TASK TO COMPLETE :: Leave no line out; reproduce the listing exactly.

--- --- ---

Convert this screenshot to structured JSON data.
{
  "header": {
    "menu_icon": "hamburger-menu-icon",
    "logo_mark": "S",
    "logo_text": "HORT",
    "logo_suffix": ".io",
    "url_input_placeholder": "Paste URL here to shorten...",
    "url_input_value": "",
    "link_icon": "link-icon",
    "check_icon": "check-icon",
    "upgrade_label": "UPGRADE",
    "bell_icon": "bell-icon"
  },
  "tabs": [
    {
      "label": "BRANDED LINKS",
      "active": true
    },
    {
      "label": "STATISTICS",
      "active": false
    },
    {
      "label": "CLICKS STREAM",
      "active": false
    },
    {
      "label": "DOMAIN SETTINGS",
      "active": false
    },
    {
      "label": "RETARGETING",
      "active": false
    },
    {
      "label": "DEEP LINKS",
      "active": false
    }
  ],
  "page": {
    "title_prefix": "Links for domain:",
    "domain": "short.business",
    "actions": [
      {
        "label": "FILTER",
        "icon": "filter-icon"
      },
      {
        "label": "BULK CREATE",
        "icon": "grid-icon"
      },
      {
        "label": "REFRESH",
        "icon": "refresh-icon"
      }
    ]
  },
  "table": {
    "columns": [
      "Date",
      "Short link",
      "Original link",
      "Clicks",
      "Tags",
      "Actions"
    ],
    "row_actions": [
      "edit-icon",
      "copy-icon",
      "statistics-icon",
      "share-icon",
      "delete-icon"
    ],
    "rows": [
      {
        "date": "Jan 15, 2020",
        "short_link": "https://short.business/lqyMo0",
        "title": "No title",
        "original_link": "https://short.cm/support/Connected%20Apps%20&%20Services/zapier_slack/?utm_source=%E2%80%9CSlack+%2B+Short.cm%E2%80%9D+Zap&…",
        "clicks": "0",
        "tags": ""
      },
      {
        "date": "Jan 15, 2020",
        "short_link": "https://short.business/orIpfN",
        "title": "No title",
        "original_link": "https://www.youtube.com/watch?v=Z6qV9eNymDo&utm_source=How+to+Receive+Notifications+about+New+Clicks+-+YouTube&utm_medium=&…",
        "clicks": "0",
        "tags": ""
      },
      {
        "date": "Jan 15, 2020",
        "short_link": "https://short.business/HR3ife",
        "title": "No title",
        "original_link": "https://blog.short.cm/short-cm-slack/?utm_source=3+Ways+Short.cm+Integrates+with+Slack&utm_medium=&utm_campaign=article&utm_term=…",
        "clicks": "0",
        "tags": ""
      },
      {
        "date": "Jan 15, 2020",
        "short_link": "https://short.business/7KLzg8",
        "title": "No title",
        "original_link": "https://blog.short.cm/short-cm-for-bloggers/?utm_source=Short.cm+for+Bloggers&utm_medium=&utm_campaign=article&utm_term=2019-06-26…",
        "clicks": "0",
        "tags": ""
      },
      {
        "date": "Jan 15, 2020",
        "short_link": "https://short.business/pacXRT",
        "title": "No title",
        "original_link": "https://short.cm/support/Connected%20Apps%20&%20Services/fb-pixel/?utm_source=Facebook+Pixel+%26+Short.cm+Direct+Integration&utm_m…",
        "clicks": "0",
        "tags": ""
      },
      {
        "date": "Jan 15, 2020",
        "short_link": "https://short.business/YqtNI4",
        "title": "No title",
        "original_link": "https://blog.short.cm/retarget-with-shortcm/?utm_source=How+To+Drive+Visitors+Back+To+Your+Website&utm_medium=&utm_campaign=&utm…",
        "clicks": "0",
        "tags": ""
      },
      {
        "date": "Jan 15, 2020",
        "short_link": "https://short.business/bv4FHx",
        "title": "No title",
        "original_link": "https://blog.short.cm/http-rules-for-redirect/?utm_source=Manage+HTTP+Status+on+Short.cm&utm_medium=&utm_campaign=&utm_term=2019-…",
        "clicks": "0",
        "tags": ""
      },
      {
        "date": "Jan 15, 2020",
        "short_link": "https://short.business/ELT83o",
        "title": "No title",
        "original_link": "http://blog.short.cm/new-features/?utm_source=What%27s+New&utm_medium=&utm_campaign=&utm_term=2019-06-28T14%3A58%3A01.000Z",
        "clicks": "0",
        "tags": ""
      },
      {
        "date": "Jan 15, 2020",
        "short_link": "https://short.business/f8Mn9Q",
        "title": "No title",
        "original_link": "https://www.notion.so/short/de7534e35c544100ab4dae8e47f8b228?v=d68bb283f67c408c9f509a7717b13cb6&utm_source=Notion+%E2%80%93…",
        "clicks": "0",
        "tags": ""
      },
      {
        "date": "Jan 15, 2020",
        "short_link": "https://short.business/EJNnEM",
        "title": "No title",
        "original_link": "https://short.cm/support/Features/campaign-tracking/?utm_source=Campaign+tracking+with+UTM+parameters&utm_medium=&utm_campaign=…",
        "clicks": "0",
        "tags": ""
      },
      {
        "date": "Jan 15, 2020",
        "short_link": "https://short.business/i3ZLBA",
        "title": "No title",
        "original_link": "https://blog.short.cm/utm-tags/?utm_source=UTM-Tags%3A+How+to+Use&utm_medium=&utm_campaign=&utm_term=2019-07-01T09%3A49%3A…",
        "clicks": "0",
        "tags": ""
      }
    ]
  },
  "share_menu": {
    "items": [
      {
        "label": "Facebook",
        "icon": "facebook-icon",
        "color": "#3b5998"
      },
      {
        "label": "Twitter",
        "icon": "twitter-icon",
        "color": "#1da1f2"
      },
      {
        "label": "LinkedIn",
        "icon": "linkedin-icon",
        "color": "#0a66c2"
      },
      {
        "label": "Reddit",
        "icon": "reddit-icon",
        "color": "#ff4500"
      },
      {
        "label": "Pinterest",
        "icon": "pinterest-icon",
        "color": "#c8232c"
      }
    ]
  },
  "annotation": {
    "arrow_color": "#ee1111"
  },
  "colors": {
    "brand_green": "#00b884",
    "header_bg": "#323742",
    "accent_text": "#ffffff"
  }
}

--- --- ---

SOLUTION ::
Convert this screenshot to structured JSON data.
{
  "header": {
    "menu_icon": "hamburger-menu-icon",
    "logo_mark": "S",
    "logo_text": "HORT",
    "logo_suffix": ".io",
    "url_input_placeholder": "Paste URL here to shorten...",
    "url_input_value": "",
    "link_icon": "link-icon",
    "check_icon": "check-icon",
    "upgrade_label": "UPGRADE",
    "bell_icon": "bell-icon"
  },
  "tabs": [
    {
      "label": "BRANDED LINKS",
      "active": true
    },
    {
      "label": "STATISTICS",
      "active": false
    },
    {
      "label": "CLICKS STREAM",
      "active": false
    },
    {
      "label": "DOMAIN SETTINGS",
      "active": false
    },
    {
      "label": "RETARGETING",
      "active": false
    },
    {
      "label": "DEEP LINKS",
      "active": false
    }
  ],
  "page": {
    "title_prefix": "Links for domain:",
    "domain": "short.business",
    "actions": [
      {
        "label": "FILTER",
        "icon": "filter-icon"
      },
      {
        "label": "BULK CREATE",
        "icon": "grid-icon"
      },
      {
        "label": "REFRESH",
        "icon": "refresh-icon"
      }
    ]
  },
  "table": {
    "columns": [
      "Date",
      "Short link",
      "Original link",
      "Clicks",
      "Tags",
      "Actions"
    ],
    "row_actions": [
      "edit-icon",
      "copy-icon",
      "statistics-icon",
      "share-icon",
      "delete-icon"
    ],
    "rows": [
      {
        "date": "Jan 15, 2020",
        "short_link": "https://short.business/lqyMo0",
        "title": "No title",
        "original_link": "https://short.cm/support/Connected%20Apps%20&%20Services/zapier_slack/?utm_source=%E2%80%9CSlack+%2B+Short.cm%E2%80%9D+Zap&…",
        "clicks": "0",
        "tags": ""
      },
      {
        "date": "Jan 15, 2020",
        "short_link": "https://short.business/orIpfN",
        "title": "No title",
        "original_link": "https://www.youtube.com/watch?v=Z6qV9eNymDo&utm_source=How+to+Receive+Notifications+about+New+Clicks+-+YouTube&utm_medium=&…",
        "clicks": "0",
        "tags": ""
      },
      {
        "date": "Jan 15, 2020",
        "short_link": "https://short.business/HR3ife",
        "title": "No title",
        "original_link": "https://blog.short.cm/short-cm-slack/?utm_source=3+Ways+Short.cm+Integrates+with+Slack&utm_medium=&utm_campaign=article&utm_term=…",
        "clicks": "0",
        "tags": ""
      },
      {
        "date": "Jan 15, 2020",
        "short_link": "https://short.business/7KLzg8",
        "title": "No title",
        "original_link": "https://blog.short.cm/short-cm-for-bloggers/?utm_source=Short.cm+for+Bloggers&utm_medium=&utm_campaign=article&utm_term=2019-06-26…",
        "clicks": "0",
        "tags": ""
      },
      {
        "date": "Jan 15, 2020",
        "short_link": "https://short.business/pacXRT",
        "title": "No title",
        "original_link": "https://short.cm/support/Connected%20Apps%20&%20Services/fb-pixel/?utm_source=Facebook+Pixel+%26+Short.cm+Direct+Integration&utm_m…",
        "clicks": "0",
        "tags": ""
      },
      {
        "date": "Jan 15, 2020",
        "short_link": "https://short.business/YqtNI4",
        "title": "No title",
        "original_link": "https://blog.short.cm/retarget-with-shortcm/?utm_source=How+To+Drive+Visitors+Back+To+Your+Website&utm_medium=&utm_campaign=&utm…",
        "clicks": "0",
        "tags": ""
      },
      {
        "date": "Jan 15, 2020",
        "short_link": "https://short.business/bv4FHx",
        "title": "No title",
        "original_link": "https://blog.short.cm/http-rules-for-redirect/?utm_source=Manage+HTTP+Status+on+Short.cm&utm_medium=&utm_campaign=&utm_term=2019-…",
        "clicks": "0",
        "tags": ""
      },
      {
        "date": "Jan 15, 2020",
        "short_link": "https://short.business/ELT83o",
        "title": "No title",
        "original_link": "http://blog.short.cm/new-features/?utm_source=What%27s+New&utm_medium=&utm_campaign=&utm_term=2019-06-28T14%3A58%3A01.000Z",
        "clicks": "0",
        "tags": ""
      },
      {
        "date": "Jan 15, 2020",
        "short_link": "https://short.business/f8Mn9Q",
        "title": "No title",
        "original_link": "https://www.notion.so/short/de7534e35c544100ab4dae8e47f8b228?v=d68bb283f67c408c9f509a7717b13cb6&utm_source=Notion+%E2%80%93…",
        "clicks": "0",
        "tags": ""
      },
      {
        "date": "Jan 15, 2020",
        "short_link": "https://short.business/EJNnEM",
        "title": "No title",
        "original_link": "https://short.cm/support/Features/campaign-tracking/?utm_source=Campaign+tracking+with+UTM+parameters&utm_medium=&utm_campaign=…",
        "clicks": "0",
        "tags": ""
      },
      {
        "date": "Jan 15, 2020",
        "short_link": "https://short.business/i3ZLBA",
        "title": "No title",
        "original_link": "https://blog.short.cm/utm-tags/?utm_source=UTM-Tags%3A+How+to+Use&utm_medium=&utm_campaign=&utm_term=2019-07-01T09%3A49%3A…",
        "clicks": "0",
        "tags": ""
      }
    ]
  },
  "share_menu": {
    "items": [
      {
        "label": "Facebook",
        "icon": "facebook-icon",
        "color": "#3b5998"
      },
      {
        "label": "Twitter",
        "icon": "twitter-icon",
        "color": "#1da1f2"
      },
      {
        "label": "LinkedIn",
        "icon": "linkedin-icon",
        "color": "#0a66c2"
      },
      {
        "label": "Reddit",
        "icon": "reddit-icon",
        "color": "#ff4500"
      },
      {
        "label": "Pinterest",
        "icon": "pinterest-icon",
        "color": "#c8232c"
      }
    ]
  },
  "annotation": {
    "arrow_color": "#ee1111"
  },
  "colors": {
    "brand_green": "#00b884",
    "header_bg": "#323742",
    "accent_text": "#ffffff"
  }
}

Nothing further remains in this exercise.